> **About this task**: Set the following entries down again exactly, line by line.

Entries taken from a collection:
- - -
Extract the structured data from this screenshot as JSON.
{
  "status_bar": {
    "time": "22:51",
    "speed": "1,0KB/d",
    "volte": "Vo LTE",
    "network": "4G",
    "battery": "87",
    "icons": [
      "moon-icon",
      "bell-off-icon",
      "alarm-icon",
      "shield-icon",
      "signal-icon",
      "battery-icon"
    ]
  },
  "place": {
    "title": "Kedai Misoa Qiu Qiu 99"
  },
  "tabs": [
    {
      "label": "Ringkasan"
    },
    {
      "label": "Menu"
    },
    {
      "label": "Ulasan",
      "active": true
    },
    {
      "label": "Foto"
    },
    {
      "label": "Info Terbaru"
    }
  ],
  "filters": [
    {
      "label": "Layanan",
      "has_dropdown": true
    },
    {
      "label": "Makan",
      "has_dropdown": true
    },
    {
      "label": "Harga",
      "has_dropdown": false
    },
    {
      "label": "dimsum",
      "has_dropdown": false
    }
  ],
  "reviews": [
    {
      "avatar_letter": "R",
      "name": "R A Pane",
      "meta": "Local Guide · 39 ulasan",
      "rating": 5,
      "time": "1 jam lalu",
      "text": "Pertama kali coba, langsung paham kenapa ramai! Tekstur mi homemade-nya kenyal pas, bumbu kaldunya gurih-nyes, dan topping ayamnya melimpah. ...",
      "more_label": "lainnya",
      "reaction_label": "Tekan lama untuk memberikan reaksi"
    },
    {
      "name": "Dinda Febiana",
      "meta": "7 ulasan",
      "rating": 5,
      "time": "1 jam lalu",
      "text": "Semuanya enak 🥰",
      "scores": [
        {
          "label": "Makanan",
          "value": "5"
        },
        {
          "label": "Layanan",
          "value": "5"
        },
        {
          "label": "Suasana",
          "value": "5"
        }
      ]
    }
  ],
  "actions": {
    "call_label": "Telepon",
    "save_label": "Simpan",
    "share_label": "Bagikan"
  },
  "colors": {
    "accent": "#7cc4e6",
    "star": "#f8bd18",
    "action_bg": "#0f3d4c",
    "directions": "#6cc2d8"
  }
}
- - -
> **Result for this task**:
Extract the structured data from this screenshot as JSON.
{
  "status_bar": {
    "time": "22:51",
    "speed": "1,0KB/d",
    "volte": "Vo LTE",
    "network": "4G",
    "battery": "87",
    "icons": [
      "moon-icon",
      "bell-off-icon",
      "alarm-icon",
      "shield-icon",
      "signal-icon",
      "battery-icon"
    ]
  },
  "place": {
    "title": "Kedai Misoa Qiu Qiu 99"
  },
  "tabs": [
    {
      "label": "Ringkasan"
    },
    {
      "label": "Menu"
    },
    {
      "label": "Ulasan",
      "active": true
    },
    {
      "label": "Foto"
    },
    {
      "label": "Info Terbaru"
    }
  ],
  "filters": [
    {
      "label": "Layanan",
      "has_dropdown": true
    },
    {
      "label": "Makan",
      "has_dropdown": true
    },
    {
      "label": "Harga",
      "has_dropdown": false
    },
    {
      "label": "dimsum",
      "has_dropdown": false
    }
  ],
  "reviews": [
    {
      "avatar_letter": "R",
      "name": "R A Pane",
      "meta": "Local Guide · 39 ulasan",
      "rating": 5,
      "time": "1 jam lalu",
      "text": "Pertama kali coba, langsung paham kenapa ramai! Tekstur mi homemade-nya kenyal pas, bumbu kaldunya gurih-nyes, dan topping ayamnya melimpah. ...",
      "more_label": "lainnya",
      "reaction_label": "Tekan lama untuk memberikan reaksi"
    },
    {
      "name": "Dinda Febiana",
      "meta": "7 ulasan",
      "rating": 5,
      "time": "1 jam lalu",
      "text": "Semuanya enak 🥰",
      "scores": [
        {
          "label": "Makanan",
          "value": "5"
        },
        {
          "label": "Layanan",
          "value": "5"
        },
        {
          "label": "Suasana",
          "value": "5"
        }
      ]
    }
  ],
  "actions": {
    "call_label": "Telepon",
    "save_label": "Simpan",
    "share_label": "Bagikan"
  },
  "colors": {
    "accent": "#7cc4e6",
    "star": "#f8bd18",
    "action_bg": "#0f3d4c",
    "directions": "#6cc2d8"
  }
}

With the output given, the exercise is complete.